Art, Identity, Migration
Ben Uri held its first Summer School in August, a three-day project that coincided with the gallery’s exhibition ‘Looking In: Photographic Portraits by Maud Sulter and Chan-Hyo Bae’. The course gave participants the opportunity to explore the themes of the contemporary photographic works from the two artists and create their own work in response to the exhibition.
Over the three days, participants took part in lots of games and activities to get them thinking about how we might interpret contemporary portraiture. On day one we focused on the themes of identity, something that features heavily in the work of both Maud Sulter and Chan-Hyo Bae. We began by getting to know one another (and the artworks) a little better with some fun games and then looked at the exhibition in closer detail, working together to draw out themes and concepts. After discussing the artworks and what the artists were trying to convey, we concentrated on the idea of costume and concealed identity, making our own disguises. Everyone produced some weird and wonderful disguises that would be at home at the Notting Hill Carnival (held on the same day!), which we then paraded outside the gallery to understand how it might feel to stand out within a community.
The second day focused on objects, something both Sulter and Chan-Hyo Bae use in their work to symbolise ideas and provoke questions. In order to begin understanding the significance of these objects, participants looked at their own objects that they had brought in for the session, using them in a series of thought-provoking games and activities. Thinking about which objects hold personal significance, we then spent time creating self-portraits working on large-scale photographs of ourselves and using collage to embellish them with symbolic objects.

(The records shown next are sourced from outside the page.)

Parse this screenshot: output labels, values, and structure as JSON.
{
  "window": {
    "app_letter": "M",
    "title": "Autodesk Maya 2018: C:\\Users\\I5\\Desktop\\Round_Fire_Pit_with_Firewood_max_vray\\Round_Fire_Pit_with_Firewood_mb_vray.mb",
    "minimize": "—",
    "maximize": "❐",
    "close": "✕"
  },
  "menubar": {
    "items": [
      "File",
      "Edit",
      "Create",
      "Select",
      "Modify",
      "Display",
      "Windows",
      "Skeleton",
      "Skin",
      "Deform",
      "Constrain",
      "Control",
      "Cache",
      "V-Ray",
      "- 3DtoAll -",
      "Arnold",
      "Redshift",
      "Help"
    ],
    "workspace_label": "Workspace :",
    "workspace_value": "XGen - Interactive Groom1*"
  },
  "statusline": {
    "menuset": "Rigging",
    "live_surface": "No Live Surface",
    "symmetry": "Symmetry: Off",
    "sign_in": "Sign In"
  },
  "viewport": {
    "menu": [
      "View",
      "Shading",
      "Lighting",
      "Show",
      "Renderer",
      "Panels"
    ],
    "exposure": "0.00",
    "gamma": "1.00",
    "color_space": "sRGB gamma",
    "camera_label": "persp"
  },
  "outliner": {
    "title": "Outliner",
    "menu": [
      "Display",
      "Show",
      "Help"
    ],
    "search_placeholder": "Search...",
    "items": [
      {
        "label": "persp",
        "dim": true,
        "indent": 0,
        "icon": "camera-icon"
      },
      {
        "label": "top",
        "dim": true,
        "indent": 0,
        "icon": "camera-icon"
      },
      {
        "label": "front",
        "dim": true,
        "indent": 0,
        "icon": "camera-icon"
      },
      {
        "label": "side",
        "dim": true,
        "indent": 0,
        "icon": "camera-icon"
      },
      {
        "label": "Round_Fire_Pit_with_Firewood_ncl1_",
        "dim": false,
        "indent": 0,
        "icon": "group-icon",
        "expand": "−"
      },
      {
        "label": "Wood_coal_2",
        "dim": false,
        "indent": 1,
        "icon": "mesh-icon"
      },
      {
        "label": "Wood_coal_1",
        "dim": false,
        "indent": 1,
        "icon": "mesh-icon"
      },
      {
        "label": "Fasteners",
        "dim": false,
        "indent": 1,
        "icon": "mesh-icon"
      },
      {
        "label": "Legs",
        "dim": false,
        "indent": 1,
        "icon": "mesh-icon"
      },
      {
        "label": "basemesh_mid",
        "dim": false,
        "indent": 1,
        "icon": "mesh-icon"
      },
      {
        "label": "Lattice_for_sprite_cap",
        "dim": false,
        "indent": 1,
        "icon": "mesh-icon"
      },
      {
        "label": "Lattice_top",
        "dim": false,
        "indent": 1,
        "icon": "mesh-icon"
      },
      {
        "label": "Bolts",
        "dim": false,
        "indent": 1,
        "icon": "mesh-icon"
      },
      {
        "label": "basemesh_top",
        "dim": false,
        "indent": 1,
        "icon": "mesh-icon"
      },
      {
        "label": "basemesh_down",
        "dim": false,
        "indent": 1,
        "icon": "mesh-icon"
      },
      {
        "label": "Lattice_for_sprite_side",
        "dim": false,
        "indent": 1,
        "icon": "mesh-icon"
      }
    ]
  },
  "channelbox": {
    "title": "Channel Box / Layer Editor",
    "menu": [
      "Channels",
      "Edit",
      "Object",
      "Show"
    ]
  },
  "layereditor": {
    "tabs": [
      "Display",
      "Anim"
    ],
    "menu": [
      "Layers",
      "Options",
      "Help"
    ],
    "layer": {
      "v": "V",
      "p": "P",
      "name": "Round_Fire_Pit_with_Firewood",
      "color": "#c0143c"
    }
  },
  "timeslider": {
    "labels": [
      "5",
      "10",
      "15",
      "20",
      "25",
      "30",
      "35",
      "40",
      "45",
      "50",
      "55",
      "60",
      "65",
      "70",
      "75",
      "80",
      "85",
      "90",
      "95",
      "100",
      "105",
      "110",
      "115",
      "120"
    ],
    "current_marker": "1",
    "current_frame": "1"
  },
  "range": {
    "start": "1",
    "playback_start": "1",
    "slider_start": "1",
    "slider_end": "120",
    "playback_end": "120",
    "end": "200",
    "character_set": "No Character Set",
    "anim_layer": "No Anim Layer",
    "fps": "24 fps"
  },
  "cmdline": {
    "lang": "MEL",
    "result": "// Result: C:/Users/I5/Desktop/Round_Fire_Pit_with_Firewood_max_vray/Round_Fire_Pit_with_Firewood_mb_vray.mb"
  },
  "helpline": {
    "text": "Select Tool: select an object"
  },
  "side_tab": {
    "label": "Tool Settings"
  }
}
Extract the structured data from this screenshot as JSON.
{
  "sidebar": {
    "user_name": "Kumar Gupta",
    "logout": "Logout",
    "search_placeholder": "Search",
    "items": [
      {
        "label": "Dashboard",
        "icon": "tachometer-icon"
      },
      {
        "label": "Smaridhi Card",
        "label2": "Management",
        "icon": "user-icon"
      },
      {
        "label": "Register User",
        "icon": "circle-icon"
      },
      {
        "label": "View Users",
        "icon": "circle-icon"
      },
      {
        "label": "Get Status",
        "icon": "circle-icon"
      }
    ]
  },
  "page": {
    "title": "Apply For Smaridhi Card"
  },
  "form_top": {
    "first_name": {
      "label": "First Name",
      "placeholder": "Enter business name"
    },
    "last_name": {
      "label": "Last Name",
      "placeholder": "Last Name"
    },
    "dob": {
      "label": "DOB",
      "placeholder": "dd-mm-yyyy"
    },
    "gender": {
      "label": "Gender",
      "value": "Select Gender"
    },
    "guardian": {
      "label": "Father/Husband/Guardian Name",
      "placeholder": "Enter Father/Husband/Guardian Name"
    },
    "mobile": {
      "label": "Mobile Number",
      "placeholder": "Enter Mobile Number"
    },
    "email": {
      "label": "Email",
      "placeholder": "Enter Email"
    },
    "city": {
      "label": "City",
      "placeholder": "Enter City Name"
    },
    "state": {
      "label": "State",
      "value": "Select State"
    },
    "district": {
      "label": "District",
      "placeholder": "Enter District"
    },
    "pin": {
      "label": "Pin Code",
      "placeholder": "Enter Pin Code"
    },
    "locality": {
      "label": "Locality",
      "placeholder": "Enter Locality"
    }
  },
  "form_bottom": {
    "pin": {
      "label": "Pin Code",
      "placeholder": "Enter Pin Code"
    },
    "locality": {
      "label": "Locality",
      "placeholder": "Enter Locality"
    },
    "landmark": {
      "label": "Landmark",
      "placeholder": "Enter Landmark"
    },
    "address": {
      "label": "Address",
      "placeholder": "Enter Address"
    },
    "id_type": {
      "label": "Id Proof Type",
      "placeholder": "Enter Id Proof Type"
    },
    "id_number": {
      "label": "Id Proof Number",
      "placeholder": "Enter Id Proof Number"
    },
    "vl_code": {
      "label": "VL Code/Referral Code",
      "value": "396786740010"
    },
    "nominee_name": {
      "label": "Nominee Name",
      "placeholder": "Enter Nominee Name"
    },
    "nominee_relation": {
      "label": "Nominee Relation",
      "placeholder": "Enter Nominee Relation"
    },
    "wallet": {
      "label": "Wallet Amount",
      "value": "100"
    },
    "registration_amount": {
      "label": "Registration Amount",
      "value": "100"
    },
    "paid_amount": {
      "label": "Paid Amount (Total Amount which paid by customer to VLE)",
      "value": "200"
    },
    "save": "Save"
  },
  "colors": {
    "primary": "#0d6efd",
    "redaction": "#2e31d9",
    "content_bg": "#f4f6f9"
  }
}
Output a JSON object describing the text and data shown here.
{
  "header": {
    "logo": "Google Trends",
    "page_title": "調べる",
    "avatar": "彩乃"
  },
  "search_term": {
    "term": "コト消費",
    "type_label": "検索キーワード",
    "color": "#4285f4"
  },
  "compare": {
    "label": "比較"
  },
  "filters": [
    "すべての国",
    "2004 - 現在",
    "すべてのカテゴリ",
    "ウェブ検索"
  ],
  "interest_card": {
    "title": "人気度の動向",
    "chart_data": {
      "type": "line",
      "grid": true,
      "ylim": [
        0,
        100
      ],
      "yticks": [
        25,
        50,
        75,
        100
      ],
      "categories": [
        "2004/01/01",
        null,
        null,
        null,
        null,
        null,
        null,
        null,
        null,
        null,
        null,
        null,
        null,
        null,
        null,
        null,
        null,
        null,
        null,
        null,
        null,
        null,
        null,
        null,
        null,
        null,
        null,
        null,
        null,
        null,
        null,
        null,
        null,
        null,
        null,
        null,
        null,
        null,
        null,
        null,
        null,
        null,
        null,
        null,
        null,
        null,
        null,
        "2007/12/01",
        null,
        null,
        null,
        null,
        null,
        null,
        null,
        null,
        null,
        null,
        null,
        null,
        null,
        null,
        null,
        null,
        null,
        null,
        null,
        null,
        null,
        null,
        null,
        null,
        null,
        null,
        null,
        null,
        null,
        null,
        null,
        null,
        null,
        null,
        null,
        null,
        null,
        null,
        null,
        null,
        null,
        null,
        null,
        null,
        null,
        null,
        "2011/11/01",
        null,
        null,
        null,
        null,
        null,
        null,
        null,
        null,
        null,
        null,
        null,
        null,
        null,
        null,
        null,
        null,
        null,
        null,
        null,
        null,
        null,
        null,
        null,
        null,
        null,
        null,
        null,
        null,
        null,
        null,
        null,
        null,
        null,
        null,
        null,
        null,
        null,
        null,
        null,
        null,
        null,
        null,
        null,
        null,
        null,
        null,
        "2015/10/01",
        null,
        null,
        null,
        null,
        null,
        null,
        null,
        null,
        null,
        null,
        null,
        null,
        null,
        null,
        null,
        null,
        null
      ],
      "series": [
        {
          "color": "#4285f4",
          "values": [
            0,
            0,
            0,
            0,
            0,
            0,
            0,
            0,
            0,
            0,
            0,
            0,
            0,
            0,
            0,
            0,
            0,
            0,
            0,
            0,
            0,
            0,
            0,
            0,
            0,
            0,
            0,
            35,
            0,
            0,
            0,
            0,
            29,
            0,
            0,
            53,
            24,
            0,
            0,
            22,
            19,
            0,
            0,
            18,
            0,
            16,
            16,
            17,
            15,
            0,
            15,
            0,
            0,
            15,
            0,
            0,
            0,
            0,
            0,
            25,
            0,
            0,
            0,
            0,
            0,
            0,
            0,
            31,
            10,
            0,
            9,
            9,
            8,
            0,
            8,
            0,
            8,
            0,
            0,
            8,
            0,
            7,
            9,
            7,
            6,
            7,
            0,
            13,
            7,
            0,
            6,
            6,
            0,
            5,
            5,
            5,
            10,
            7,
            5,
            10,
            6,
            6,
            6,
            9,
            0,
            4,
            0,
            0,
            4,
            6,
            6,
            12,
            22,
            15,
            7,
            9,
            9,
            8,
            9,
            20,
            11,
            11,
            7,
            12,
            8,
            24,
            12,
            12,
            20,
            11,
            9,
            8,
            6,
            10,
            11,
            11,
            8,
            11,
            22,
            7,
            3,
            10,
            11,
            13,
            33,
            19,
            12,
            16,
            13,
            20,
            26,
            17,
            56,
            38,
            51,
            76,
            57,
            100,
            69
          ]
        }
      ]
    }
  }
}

On the final day participants reviewed what they had learnt about the exhibition throughout the duration of the project and addressed the question ‘What is a portrait?’. We began the day with a quiz that asked participants to identify famous people from simple images that we associate with certain celebrities; from Harry Potter’s lightning bolt scar to Dali’s distinctive moustache. This activity got us thinking about abstract portraits and how a simple icon can represent a person. Using photography we explored this idea further, selecting a single symbol that represented ourselves and creating an image depicting this symbol. For the last activity of the Summer School, participants drew on all the knowledge they had gained over the past three days, creating their own ‘self-portrait’ in response to the exhibition, choosing from a range of materials to produce a final, considered piece of work.
Ben Uri’s Summer School was a fantastic three days that saw the creation of lots of brilliant artwork from its participants. It got us all thinking about portraiture in new ways and ‘Looking In’ much greater depth at the thought-provoking work of Maude Sulter and Chan-Hyo Bae, which we discovered we are all able to relate to in some way.